Epigenetics studies things that happen outside our DNA genetic material and are inherited. Excerpt from the book:
“Alcoholism is heritable. Actually, that doesn’t make any sense: Why would nature have built an alcoholism gene into our genetic material? Of course it didn’t. Nevertheless, alcoholism is passed on genetically in the family. But how? It is not so long ago that cutting-edge research finally found the answer: The hereditary quirk is not encoded in our actual genetic material (the DNA), but one level higher, so to speak. That is why this research discipline is also called epigenetics.
The weaving error lies in a protein ball around which our genetic material wraps itself. This so-called histone is responsible for what actually emerges from the genetic information in the end. Figuratively speaking: DNA, the genetic material, is the recipe book. The histone is the cook. While the recipe book (the DNA) is virtually set in stone, the cook can sometimes make mistakes.

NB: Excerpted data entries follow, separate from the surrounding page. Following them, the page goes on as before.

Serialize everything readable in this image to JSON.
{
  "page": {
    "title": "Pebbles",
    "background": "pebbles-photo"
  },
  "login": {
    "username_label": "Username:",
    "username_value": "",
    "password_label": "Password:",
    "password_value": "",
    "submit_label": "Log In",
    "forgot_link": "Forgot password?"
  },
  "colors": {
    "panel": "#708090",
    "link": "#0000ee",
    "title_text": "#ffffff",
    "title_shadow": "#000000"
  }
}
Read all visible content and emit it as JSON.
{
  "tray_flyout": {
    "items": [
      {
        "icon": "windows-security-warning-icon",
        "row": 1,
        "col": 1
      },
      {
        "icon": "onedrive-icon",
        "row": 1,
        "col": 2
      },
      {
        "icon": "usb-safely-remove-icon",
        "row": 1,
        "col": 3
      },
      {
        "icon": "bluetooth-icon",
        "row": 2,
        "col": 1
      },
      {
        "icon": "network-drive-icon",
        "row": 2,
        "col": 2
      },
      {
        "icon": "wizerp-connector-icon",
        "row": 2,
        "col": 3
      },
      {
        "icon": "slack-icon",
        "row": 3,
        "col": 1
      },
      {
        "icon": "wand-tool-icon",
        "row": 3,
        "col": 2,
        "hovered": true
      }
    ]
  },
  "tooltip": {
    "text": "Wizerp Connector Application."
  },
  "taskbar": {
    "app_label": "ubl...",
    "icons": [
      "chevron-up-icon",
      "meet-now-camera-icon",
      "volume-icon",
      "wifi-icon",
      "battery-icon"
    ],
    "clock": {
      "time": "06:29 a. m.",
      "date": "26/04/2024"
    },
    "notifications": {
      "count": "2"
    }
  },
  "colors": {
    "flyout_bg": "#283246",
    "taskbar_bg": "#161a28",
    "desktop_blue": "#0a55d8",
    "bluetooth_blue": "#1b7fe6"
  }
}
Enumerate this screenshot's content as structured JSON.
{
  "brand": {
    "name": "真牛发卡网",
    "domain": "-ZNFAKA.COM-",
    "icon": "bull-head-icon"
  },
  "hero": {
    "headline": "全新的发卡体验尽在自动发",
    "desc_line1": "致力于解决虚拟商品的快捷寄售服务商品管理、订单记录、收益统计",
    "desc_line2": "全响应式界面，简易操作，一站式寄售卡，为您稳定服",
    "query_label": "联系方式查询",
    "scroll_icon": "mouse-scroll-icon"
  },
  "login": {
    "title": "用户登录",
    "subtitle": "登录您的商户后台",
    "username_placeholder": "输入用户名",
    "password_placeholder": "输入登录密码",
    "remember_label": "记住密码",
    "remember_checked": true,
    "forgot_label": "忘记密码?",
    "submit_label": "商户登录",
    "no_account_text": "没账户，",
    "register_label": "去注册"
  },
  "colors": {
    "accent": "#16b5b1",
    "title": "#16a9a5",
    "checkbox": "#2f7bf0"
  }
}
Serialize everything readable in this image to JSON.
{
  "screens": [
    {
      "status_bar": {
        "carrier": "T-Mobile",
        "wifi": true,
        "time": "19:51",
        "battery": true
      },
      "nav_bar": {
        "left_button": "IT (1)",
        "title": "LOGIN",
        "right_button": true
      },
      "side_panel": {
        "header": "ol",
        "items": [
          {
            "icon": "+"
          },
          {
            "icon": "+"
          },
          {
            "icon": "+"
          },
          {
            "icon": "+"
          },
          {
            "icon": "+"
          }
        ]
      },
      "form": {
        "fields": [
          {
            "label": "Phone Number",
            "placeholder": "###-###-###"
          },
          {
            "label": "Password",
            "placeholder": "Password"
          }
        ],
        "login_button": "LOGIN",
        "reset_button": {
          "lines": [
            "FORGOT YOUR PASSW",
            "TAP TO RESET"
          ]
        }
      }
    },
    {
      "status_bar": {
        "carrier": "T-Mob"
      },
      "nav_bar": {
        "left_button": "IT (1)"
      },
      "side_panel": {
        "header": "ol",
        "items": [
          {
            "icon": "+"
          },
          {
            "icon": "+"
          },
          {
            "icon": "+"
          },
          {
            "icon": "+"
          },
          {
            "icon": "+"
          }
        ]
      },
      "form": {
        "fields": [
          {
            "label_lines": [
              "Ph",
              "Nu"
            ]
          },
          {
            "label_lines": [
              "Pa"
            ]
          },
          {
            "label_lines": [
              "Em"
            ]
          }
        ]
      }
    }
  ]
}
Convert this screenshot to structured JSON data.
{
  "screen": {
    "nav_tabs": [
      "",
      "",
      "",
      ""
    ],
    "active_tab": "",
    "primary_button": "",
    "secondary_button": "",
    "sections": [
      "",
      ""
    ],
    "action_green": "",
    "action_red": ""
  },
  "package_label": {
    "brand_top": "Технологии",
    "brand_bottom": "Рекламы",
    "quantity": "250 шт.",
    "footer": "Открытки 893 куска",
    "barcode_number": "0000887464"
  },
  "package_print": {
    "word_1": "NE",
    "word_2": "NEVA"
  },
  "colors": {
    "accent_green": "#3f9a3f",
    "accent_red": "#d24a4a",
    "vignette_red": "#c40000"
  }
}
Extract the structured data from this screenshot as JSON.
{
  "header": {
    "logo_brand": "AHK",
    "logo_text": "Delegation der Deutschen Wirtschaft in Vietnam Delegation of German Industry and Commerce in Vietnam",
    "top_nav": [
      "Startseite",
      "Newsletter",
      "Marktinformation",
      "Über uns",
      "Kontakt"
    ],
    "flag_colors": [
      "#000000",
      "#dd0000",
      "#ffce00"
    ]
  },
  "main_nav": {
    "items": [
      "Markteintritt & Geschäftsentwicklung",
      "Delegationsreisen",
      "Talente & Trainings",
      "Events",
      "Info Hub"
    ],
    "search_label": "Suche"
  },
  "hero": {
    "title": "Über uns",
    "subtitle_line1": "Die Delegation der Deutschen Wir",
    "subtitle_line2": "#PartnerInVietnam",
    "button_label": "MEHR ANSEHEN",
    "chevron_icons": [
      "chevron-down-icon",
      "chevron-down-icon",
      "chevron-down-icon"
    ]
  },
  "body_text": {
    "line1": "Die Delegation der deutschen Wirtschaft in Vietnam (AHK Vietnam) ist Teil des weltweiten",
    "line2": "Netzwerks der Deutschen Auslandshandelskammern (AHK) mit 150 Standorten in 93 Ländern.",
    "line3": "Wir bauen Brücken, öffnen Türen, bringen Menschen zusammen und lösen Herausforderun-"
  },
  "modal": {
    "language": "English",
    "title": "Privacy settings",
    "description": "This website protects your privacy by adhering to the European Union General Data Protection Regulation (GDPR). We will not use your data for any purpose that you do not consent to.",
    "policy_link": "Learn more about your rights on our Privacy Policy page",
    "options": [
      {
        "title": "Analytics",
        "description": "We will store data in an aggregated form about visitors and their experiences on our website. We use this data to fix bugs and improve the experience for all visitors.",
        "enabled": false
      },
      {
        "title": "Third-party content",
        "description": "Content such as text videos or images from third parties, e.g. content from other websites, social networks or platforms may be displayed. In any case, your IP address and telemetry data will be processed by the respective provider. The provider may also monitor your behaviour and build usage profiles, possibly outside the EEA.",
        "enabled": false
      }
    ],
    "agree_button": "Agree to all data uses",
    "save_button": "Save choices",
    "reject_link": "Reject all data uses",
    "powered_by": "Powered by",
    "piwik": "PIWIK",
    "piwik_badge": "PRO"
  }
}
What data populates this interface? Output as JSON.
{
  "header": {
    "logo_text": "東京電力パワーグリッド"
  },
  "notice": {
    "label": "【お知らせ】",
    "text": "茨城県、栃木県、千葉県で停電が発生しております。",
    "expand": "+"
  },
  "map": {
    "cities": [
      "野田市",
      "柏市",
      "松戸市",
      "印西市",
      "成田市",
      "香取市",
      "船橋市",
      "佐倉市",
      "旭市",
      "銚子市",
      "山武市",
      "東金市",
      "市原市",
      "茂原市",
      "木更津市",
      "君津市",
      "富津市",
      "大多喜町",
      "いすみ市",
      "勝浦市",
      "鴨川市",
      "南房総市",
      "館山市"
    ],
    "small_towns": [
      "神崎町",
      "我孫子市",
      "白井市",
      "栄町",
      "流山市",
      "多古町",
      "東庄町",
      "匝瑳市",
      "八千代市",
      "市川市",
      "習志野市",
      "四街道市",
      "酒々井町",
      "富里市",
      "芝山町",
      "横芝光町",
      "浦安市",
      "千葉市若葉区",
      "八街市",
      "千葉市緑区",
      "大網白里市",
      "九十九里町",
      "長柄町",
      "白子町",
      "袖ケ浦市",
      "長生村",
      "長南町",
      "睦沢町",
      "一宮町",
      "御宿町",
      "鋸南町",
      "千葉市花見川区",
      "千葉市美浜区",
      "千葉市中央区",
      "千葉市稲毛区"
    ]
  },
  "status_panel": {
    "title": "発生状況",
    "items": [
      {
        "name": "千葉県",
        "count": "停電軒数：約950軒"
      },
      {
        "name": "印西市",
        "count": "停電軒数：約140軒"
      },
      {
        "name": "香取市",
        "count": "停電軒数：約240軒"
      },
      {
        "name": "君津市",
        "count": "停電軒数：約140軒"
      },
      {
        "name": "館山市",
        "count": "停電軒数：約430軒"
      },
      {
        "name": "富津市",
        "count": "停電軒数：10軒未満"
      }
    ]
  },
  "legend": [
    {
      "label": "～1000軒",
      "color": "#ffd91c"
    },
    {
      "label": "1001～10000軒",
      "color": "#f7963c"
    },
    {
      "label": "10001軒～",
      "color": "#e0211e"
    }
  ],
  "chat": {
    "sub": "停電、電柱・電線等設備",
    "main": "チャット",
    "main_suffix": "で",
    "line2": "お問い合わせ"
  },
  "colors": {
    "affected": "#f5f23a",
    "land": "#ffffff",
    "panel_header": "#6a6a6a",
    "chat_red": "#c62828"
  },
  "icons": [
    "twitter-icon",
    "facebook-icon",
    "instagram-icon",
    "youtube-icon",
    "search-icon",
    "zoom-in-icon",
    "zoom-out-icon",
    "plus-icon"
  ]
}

The histone protein cluster is sensitive to environmental influences and can be damaged. Then problems arise. Damage to the histone determines whether someone gets diabetes or cancer – or whether, for example, the metabolism of some brain messengers does not function properly. The trouble is that our DNA and the histone bundle are inherited as a package. So damage to the histone is also passed on to the next generation, just like the genetic material itself.”
You can find the full text in the book “Bye bye, booze!“